It's called The Pink Tax. It's when the women's version of a product (like razors) costs more than men's even though it is exactly the same - except maybe the packaging and the color. It happens with a lot of products from toys to clothes - to razors.. This episode begins with an explanation of which women's products cost more and why it might be better to buy the men's version. https://www.voanews.com/a/usa_all-about-america_does-pink-tax-force-women-pay-more-men/6177789.html People like to move. We go places. We go to work or to the store or on vacation or to grandma's house. For thousands of years, we have been trying to find better and faster ways to get from here to there. Listen to my conversation with Tom Standage as he explains the fascinating history of personal transportation and how it is changing right now in a big way. In fact, he reveals why one of the biggest innovations in transportation today is the smartphone!
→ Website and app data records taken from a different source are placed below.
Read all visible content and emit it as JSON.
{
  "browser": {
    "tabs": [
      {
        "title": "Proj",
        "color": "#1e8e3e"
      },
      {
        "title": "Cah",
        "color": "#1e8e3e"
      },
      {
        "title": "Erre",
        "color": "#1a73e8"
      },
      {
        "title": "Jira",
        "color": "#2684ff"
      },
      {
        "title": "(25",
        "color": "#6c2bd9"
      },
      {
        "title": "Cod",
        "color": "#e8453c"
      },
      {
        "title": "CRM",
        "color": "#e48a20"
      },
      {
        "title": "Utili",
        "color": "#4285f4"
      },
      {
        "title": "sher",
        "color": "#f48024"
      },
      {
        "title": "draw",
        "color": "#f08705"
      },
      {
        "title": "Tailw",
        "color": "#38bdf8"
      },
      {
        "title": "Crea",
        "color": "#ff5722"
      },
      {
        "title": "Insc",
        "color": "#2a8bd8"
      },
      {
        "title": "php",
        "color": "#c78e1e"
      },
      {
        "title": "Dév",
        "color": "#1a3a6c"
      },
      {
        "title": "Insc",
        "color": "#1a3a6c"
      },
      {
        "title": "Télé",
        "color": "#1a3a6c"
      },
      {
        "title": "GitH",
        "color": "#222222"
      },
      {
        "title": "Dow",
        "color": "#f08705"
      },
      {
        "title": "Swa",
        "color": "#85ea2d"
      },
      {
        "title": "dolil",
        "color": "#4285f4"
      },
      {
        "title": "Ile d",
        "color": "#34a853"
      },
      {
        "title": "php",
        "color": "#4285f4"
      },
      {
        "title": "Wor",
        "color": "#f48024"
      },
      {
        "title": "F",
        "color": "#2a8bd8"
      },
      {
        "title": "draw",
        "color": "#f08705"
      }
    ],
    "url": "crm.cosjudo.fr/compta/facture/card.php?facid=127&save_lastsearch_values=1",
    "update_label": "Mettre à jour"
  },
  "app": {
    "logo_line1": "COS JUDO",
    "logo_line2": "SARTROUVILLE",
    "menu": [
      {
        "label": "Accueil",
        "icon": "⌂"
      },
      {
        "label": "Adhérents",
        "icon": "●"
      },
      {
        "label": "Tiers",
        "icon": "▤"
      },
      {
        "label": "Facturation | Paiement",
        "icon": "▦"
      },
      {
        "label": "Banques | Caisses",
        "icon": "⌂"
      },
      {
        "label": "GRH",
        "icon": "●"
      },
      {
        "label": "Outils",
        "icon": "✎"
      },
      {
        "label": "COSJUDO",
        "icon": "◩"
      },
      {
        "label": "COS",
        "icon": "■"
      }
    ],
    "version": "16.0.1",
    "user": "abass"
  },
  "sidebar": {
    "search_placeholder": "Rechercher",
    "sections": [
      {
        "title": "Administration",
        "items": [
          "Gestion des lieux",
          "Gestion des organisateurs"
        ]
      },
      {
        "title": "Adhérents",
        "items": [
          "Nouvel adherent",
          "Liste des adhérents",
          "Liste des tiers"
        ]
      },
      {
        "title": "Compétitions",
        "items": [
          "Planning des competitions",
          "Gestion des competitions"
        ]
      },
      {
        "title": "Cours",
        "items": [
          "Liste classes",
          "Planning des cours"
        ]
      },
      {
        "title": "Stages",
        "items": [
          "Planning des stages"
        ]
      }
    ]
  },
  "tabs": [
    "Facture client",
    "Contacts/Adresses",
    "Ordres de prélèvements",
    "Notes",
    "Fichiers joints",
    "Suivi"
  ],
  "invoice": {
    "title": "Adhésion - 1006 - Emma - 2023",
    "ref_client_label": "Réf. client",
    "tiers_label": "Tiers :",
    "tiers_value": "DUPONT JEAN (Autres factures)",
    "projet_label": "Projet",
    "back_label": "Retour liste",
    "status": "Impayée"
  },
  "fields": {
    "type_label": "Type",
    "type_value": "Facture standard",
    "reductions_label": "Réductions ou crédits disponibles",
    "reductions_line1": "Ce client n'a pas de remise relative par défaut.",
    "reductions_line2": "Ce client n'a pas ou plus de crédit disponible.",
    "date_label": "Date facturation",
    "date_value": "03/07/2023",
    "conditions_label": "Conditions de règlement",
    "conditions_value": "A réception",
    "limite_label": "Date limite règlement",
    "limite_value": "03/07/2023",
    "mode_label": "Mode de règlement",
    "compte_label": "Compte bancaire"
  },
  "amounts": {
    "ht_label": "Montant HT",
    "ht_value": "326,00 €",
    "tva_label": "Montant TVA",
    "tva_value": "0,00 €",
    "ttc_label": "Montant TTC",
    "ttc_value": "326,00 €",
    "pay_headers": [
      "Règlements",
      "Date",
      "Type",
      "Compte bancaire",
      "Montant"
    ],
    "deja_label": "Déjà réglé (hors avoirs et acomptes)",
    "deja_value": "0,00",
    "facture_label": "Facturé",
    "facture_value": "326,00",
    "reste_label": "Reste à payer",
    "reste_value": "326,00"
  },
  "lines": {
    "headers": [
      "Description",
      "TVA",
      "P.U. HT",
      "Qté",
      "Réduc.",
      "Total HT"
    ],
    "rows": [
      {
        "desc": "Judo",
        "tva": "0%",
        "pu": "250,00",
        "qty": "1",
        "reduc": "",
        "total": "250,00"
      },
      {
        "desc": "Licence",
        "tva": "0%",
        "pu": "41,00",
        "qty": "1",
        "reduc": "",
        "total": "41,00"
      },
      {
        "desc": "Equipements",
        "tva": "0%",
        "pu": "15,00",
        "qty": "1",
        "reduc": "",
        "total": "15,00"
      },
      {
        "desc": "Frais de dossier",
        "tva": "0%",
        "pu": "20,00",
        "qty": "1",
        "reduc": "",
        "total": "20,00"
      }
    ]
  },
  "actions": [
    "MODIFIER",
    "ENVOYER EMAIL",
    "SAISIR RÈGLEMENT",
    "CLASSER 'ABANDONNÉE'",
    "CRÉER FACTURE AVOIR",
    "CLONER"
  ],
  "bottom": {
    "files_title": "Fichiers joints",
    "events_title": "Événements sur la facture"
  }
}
Tom is deputy editor of The Ecomomist - author of A Brief History of Motion: From the Wheel to the Car, to What Comes Next (https://amzn.to/3A8G2s9). How often have you been in a situation where you thought about speaking up, you had something to say, you knew you should speak up - but you didn't. Then, perhaps later you regretted it. If that has happened to you, listen to Mary Nestor, she is a communications expert, award-winning speaker, business consultant, and author of the book Say It Now! Say It Right (https://amzn.to/39Mybpe) She joins me to explain how to find the courage and the words to speak up when you have something important to say. Would you know a burglar if you saw one? Most people have a Hollywood version in their head of what a burglar looks like. Listen as I explain how burglars really operate, what they look for and how you should protect yourself. Source: Richard T. Wright, author of Burglars on the Job (https://amzn.to/3utSXmU) PLEASE SUPPORT OUR SPONSORS! Listen to Build For Tomorrow with Jason Feifer, our favorite new podcast, right here! https://apple.co/3rPM8La or visit https://www.jasonfeifer.com/build-for-tomorrow/ Go to https://Backcountry.com/SYSK to get 15% OFF your first full-priced purchase. Firstleaf – the wine club designed with you in mind! Join today and you'll get 6 bottles of wine for $29.95 and free shipping! Just go to https://tryfirstleaf.com/SOMETHING Discover matches all the cash back you earn on your credit card at the end of your first year automatically and is accepted at 99% of places in the U.S. that take credit cards! Learn more at https://discover.com/yes Omaha Steaks is the best! Get awesome pricing at https://OmahaSteaks.com/BMT T-Mobile for Business the leader in 5G, #1 in customer satisfaction, and a partner who includes benefits like 5G in every plan. Visit https://T-Mobile.com/business For more information on fire safety products, safety tips and educational activities you can do at home with your family visit https://firstalert.com/firepreventionmonth Download the five star-rated puzzle game Best Fiends FREE today on the Apple App Store or Google Play! https://bestfiends.com https://www.geico.com Bundle your policies and save! It's Geico easy! Learn more about your ad choices. Visit megaphone.fm/adchoices